Eskimo (Inuit) Magic
The Eskimos live in small areas along the coasts of Greenland, Canada, Alaska andnorth-eastern Siberia. The name Eskimo comes from an Algonquin Indian term for ‘raw meat eaters’ which has been inaccurately applied to them. They prefer the nameInuit (Yuit in Siberian and some Alaskan speech) which means ‘the people’. Inuitmyths mirror the experiences of those whose horizons are bounded by frozen oceansand snowy wastes of the long winter. The Eskimo world is controlled by the
orspirit powers. Every natural form including the animals and the sea itself has an
. Such forces sometimes assume the role of
, becoming guardians of individual Eskimos. Bears possess especially strong innua and if the spirit of a bearbecomes an Eskimo’s Torngak or guardian spirit, the Eskimo may be eaten by a bearto be reincarnated as a shaman.
The shaman or

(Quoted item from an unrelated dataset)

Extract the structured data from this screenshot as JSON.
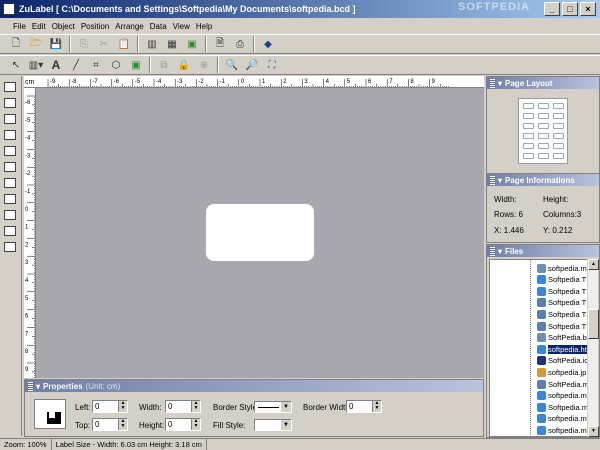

is the magical man and to some extent law-interpreter of thecommunity. Eskimo shamanism bears strong similarities to that in Central Asia andSiberia.Angakoks have many powerful
as their familiar spirits. For example, it isbelieved that in a previous life a shaman might have been swallowed by whale. Theprocesses of being dismembered by a bear, a whale or other fierce creature and thenbeing reassembled are relived psychically and ritually during a shaman’s initiation.The name Torngak comes from Torngasak, the spirit who is called the Good Being byEskimos. Torngasak himself is often seen as a bear. But unlike other cultures, theInuit mythology has no single creator being nor a pantheon of deities.
The World of the Sea
Because of the importance of the sea as the source of most food, the most powerfulspirit in the Inuit cosmology was a very ancient fertility mother, the Old Woman wholived under the Sea. She is given different names throughout the Arctic: Nerivik inAlaska and Arnarquagssag in Greenland. The most common name is Sedna, Sea-Mother, divinity of the sea and all sea animals.There are different versions of her origin but all regard her as the source of thecreation of marine life. In the most common myth, Sedna was a beautiful Inuit girlwho turned away all suitors but was captivated by a handsome hunter who let hiskayak sway on the waves while he sang to her in her hut. He offered her necklaces of ivory in the land of birds and a tent covered with the finest furs.Sedna was lured into the canoe but her suitor was not mortal, rather a bird spirit withthe power to assume human form. She was heartbroken when she discovered the